▶ _WHAT THE TASK ASKS_
Your answer is every line of the material below in which the string "JSON" occurs.

▶ _DATASET_
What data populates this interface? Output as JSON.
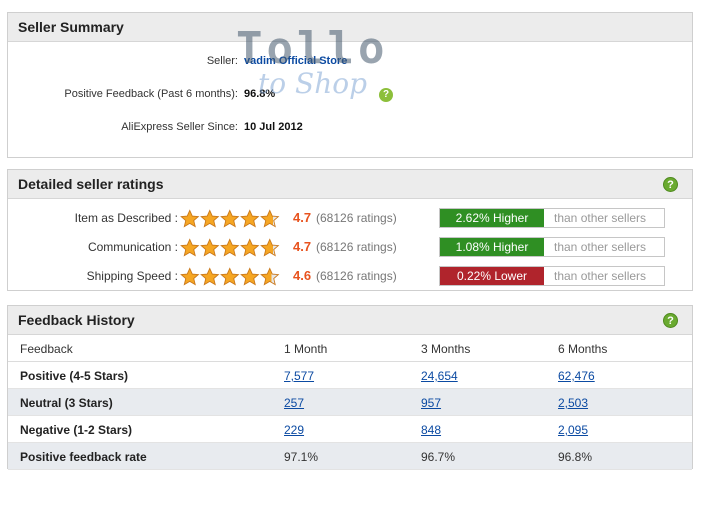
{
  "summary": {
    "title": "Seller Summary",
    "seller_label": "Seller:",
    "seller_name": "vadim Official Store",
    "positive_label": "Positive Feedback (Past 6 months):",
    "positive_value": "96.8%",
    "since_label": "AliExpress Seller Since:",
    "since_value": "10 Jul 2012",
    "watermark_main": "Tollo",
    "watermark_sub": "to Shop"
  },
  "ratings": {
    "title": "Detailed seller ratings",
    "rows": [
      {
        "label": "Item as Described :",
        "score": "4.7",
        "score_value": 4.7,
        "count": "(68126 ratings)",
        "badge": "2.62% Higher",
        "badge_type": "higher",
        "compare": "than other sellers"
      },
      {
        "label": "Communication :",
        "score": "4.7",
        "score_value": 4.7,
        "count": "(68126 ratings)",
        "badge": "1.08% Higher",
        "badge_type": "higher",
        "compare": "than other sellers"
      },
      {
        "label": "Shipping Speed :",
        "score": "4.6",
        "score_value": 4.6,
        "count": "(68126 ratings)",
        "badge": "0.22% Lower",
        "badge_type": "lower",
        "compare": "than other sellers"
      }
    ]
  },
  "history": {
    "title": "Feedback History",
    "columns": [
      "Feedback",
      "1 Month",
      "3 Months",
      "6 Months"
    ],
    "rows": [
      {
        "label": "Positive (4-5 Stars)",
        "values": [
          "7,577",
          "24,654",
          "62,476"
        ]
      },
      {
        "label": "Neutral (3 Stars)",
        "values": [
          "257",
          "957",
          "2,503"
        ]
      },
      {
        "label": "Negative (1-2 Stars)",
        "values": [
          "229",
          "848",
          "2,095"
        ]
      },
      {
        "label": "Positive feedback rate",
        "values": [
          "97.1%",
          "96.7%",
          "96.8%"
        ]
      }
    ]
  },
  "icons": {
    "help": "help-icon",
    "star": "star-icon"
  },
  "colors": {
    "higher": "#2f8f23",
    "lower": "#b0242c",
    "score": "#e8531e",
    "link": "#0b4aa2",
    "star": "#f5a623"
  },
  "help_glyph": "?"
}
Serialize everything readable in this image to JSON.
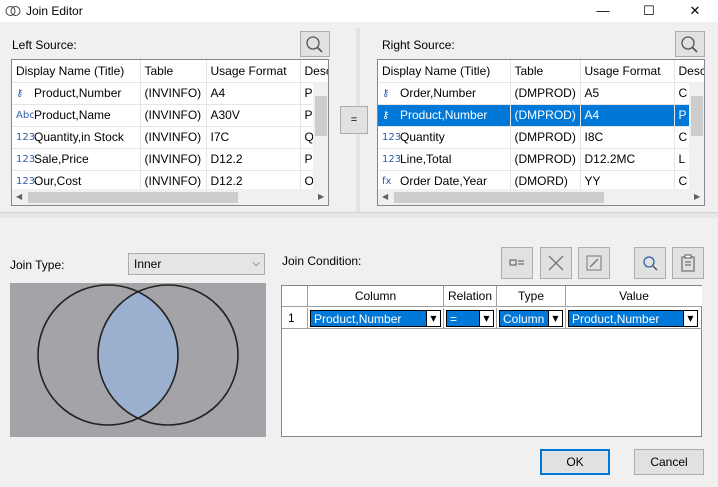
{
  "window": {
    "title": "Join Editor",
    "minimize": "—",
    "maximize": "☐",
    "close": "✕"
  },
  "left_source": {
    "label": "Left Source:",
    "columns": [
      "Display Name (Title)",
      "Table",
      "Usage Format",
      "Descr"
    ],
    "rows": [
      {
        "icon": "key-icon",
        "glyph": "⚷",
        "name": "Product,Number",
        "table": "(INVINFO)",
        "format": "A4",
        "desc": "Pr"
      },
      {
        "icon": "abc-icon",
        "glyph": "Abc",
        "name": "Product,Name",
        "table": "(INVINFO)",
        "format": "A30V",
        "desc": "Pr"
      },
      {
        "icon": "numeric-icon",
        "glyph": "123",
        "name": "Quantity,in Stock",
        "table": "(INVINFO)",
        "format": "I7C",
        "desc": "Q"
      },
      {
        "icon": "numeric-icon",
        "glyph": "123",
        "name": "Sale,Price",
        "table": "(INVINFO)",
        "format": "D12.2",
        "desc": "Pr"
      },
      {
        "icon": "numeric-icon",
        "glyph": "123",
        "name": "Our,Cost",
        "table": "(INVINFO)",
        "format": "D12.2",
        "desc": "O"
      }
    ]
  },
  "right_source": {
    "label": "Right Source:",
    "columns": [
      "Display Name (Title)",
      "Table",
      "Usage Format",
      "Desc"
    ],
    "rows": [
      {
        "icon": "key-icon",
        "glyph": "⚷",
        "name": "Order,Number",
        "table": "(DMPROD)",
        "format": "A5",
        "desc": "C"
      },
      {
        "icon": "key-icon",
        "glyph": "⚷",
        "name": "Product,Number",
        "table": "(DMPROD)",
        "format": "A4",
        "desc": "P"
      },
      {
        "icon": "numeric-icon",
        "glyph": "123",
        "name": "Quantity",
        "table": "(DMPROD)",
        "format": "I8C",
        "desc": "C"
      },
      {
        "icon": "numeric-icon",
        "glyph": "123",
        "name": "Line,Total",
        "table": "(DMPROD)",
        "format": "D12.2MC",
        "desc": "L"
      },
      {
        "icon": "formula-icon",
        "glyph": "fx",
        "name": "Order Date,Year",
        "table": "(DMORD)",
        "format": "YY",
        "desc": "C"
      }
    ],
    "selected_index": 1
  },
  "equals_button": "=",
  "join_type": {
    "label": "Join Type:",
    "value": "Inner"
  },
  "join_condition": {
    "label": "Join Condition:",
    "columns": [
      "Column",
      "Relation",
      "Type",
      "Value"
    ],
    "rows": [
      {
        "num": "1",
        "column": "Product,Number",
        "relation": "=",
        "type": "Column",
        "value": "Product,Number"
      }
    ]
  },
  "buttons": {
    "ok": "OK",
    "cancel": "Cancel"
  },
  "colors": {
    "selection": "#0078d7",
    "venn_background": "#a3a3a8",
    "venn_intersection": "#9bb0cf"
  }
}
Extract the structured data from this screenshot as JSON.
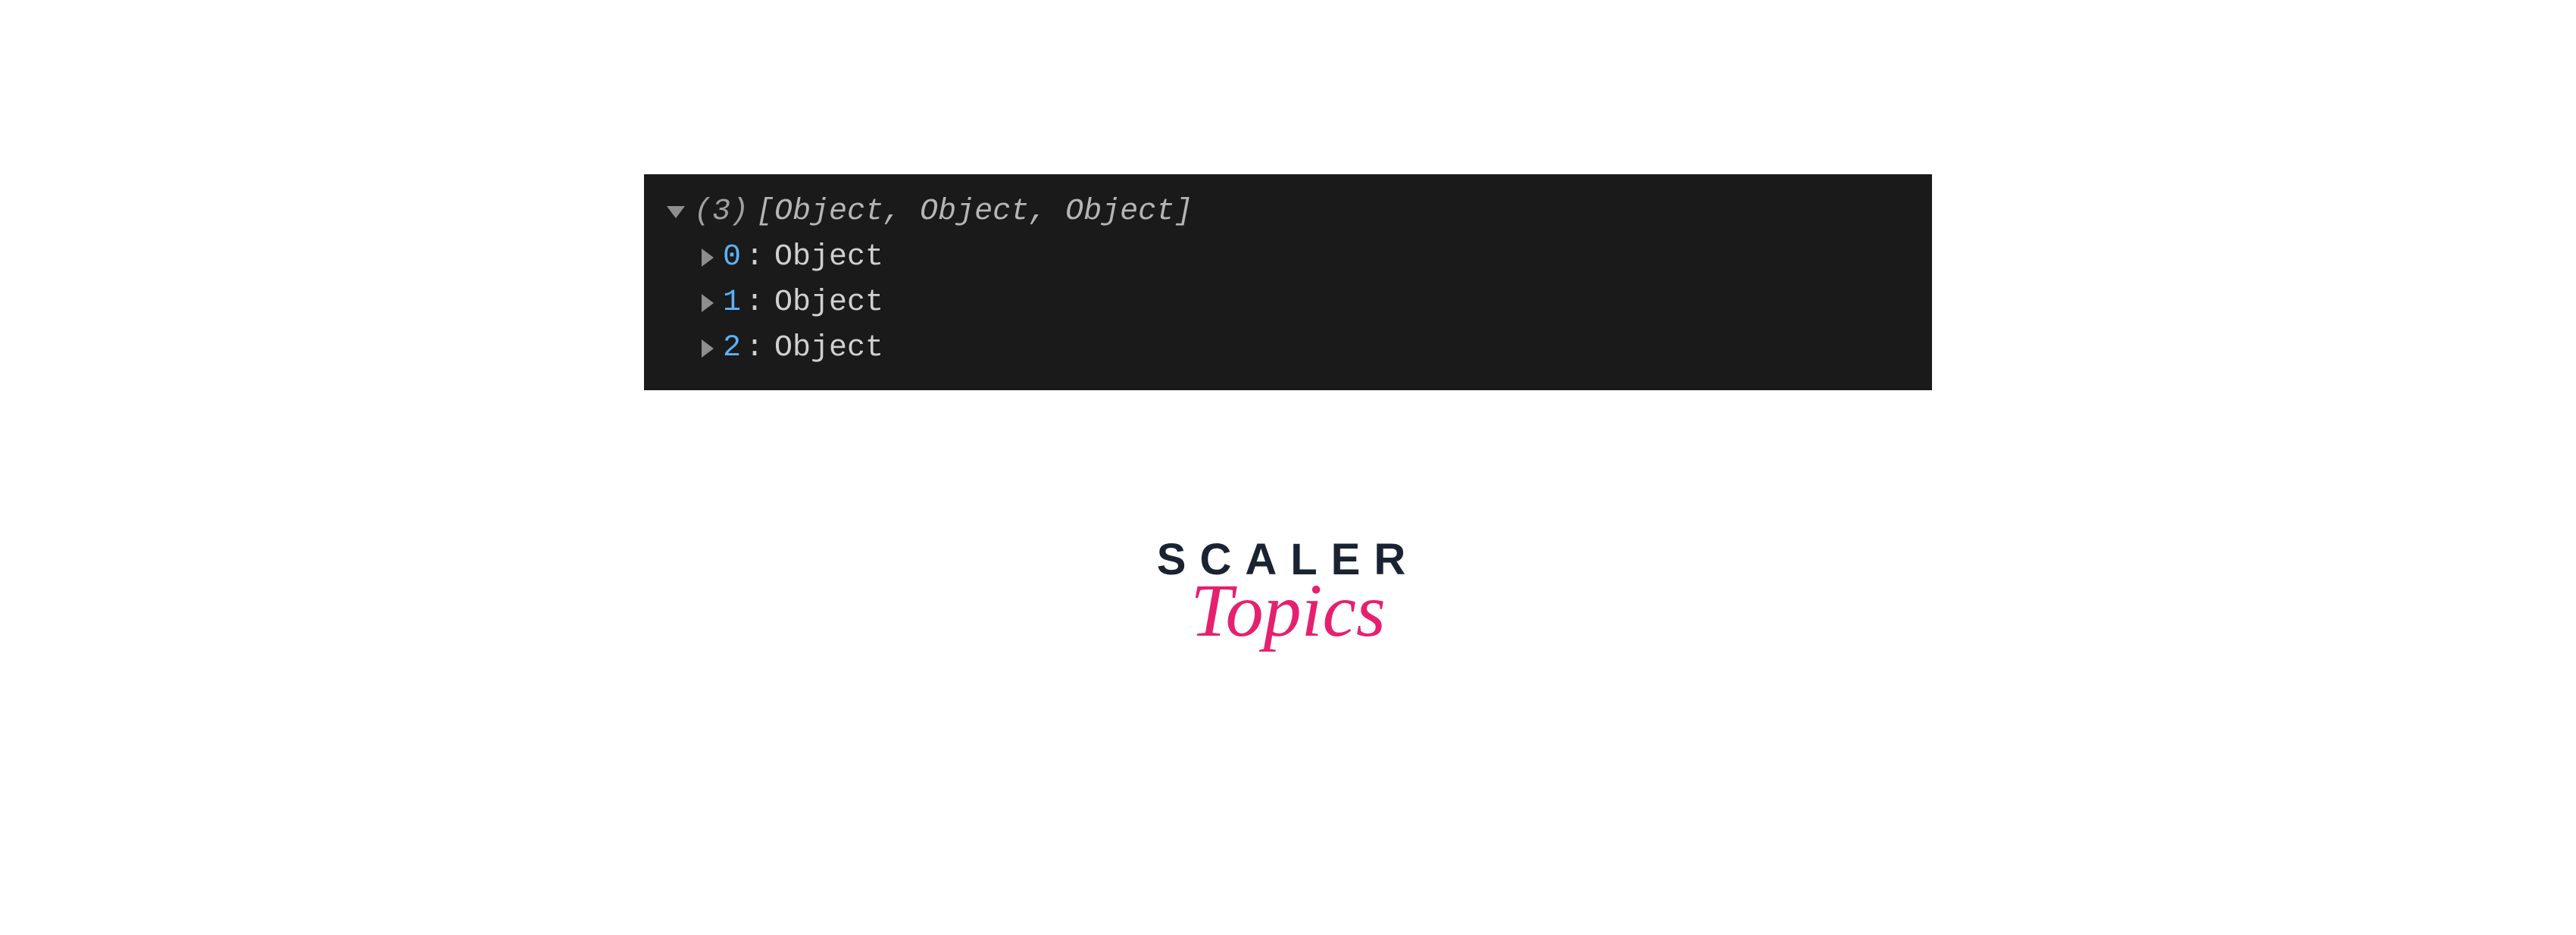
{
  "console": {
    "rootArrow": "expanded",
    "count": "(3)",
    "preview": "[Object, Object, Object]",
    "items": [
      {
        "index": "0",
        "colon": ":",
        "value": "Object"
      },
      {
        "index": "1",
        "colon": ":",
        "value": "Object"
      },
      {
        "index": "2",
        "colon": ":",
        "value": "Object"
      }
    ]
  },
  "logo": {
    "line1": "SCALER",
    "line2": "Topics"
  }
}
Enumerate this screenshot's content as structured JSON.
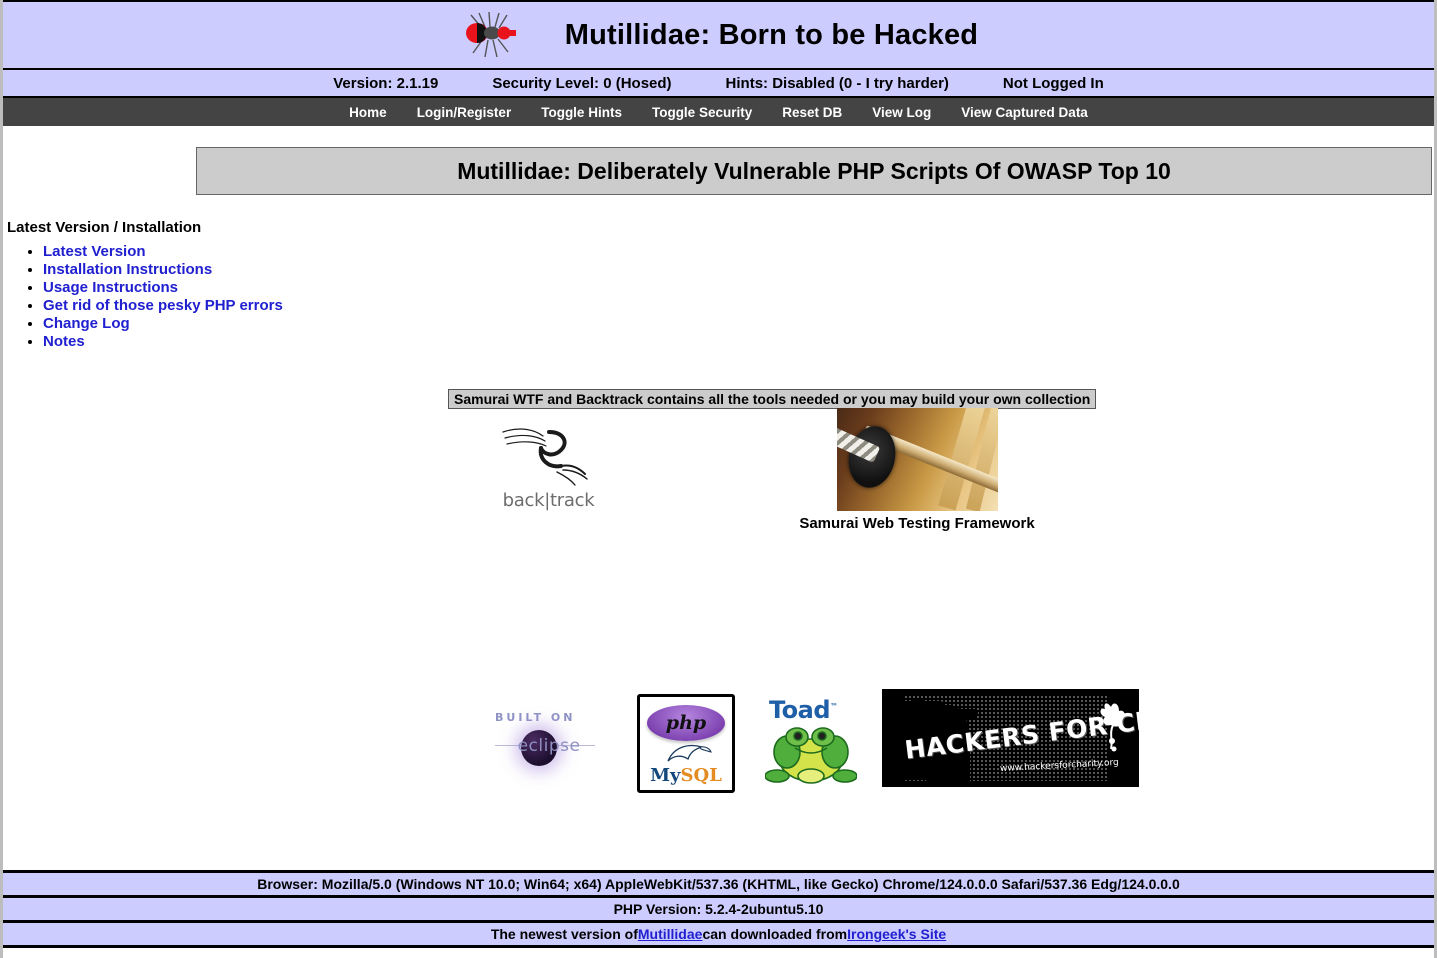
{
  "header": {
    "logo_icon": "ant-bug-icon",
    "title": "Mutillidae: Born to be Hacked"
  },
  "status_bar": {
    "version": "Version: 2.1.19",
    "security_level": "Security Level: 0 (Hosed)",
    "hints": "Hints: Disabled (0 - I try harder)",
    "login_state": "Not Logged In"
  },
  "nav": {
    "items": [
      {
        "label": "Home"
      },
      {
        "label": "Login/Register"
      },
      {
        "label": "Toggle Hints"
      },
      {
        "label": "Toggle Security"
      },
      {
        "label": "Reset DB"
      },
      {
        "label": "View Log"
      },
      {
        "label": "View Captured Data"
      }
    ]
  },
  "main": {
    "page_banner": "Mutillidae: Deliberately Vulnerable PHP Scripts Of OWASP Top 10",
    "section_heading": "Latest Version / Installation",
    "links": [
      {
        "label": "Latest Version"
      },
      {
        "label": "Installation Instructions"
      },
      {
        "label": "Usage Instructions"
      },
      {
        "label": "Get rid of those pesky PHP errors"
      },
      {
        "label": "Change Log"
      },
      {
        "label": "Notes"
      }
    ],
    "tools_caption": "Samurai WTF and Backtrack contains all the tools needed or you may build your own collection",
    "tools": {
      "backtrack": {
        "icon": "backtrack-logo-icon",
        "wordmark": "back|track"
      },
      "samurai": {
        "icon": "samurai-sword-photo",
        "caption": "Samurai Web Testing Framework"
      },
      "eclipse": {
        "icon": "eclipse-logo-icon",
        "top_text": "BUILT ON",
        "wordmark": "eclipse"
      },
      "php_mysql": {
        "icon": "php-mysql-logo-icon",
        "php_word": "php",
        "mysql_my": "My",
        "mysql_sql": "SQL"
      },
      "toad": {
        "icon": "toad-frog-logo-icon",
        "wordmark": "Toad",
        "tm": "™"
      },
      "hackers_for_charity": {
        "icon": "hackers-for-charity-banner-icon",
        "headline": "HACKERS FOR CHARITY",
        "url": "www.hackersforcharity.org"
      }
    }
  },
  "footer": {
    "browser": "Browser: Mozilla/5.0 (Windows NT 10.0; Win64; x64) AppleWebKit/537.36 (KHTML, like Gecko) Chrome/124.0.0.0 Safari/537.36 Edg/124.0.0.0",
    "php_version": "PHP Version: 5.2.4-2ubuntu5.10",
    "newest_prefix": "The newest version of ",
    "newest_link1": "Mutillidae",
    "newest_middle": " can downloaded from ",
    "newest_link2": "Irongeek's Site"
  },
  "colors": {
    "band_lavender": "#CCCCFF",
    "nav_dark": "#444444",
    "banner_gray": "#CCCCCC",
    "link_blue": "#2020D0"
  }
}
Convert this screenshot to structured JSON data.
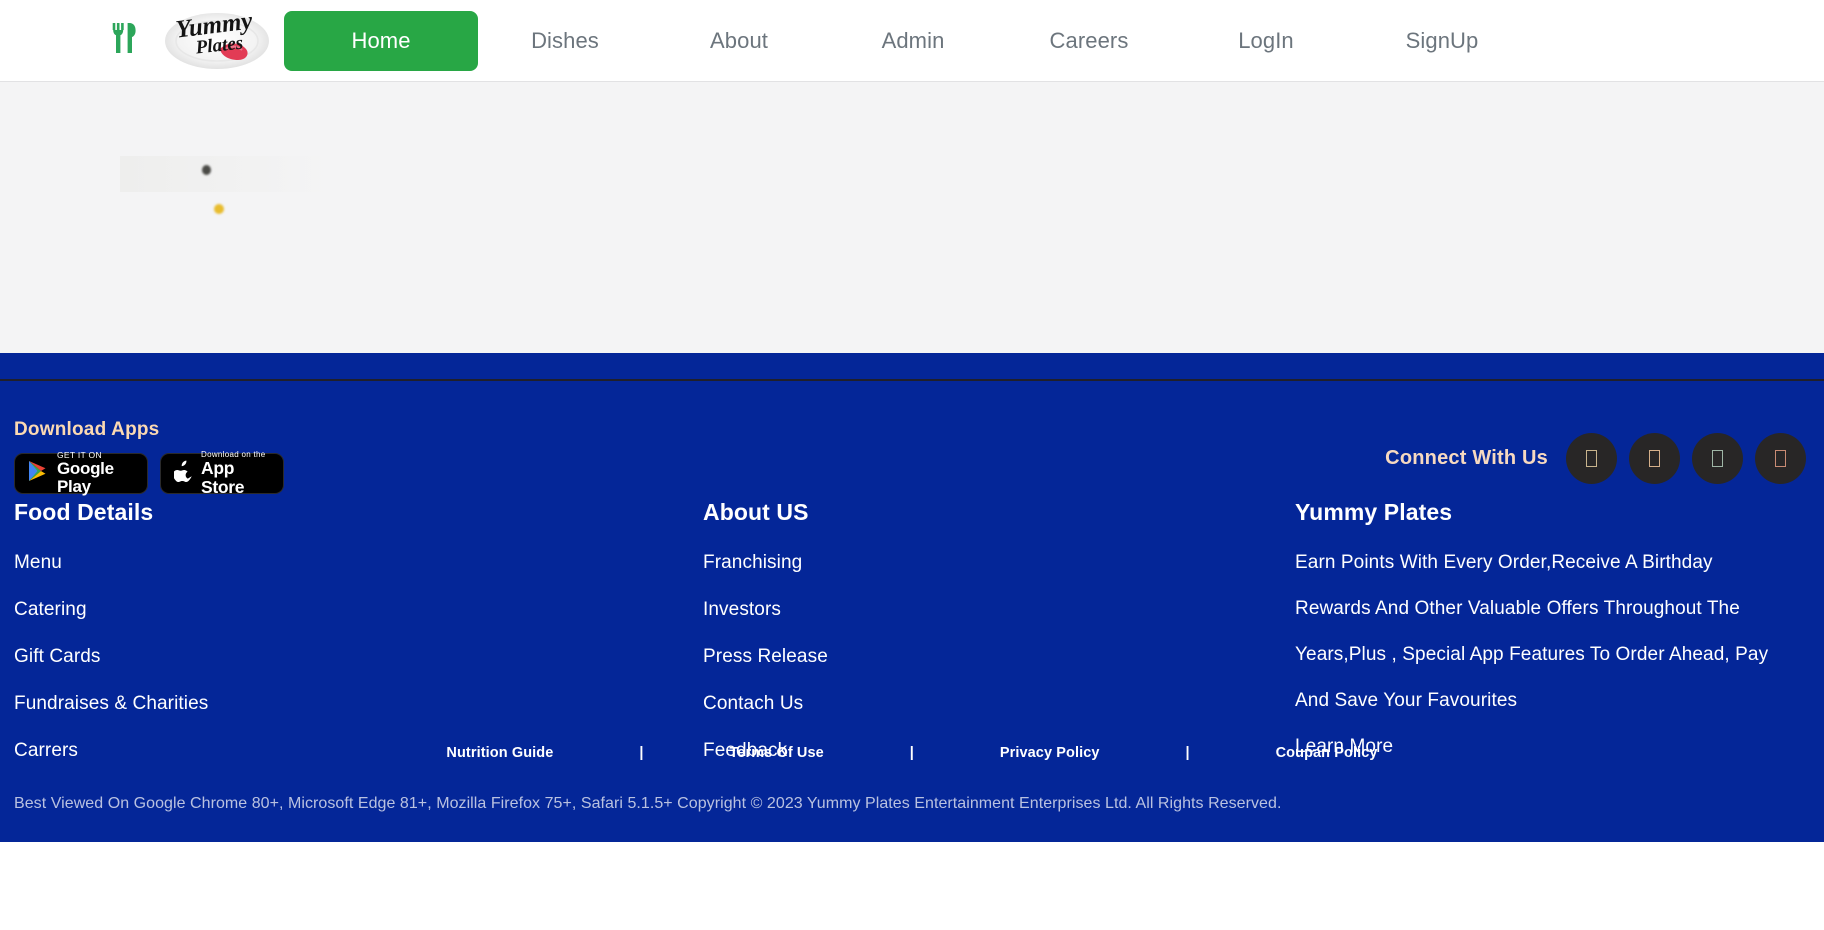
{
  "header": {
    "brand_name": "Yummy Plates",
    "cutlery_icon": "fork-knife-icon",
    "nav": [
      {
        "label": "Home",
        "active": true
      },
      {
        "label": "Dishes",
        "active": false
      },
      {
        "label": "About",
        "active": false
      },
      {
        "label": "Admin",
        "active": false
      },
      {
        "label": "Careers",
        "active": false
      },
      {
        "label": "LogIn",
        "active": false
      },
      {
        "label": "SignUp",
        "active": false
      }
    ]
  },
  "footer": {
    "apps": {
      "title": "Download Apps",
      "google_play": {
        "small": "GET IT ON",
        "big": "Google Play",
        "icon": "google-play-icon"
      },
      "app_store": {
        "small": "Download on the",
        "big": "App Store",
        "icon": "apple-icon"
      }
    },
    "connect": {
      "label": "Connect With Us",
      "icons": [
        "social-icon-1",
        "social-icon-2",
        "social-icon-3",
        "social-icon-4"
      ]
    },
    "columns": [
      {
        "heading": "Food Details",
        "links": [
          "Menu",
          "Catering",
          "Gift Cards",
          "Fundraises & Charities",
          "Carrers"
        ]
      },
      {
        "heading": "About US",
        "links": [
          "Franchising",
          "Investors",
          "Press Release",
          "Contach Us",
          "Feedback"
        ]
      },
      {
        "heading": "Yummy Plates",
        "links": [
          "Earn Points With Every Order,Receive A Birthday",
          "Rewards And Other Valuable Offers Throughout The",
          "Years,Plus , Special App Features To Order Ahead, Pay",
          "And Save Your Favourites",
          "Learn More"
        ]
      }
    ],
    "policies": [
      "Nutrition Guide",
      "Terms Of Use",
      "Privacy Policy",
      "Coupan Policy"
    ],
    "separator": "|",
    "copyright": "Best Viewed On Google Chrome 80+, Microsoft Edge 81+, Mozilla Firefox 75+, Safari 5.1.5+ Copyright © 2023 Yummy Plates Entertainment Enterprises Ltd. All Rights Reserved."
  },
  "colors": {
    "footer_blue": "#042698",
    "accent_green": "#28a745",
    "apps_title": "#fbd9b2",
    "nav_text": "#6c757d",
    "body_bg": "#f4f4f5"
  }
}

▶ _ANSWER TO THIS TASK_
What data populates this interface? Output as JSON.
Serialize everything readable in this image to JSON.
Extract the structured data from this screenshot as JSON.
Enumerate this screenshot's content as structured JSON.
Convert this screenshot to structured JSON data.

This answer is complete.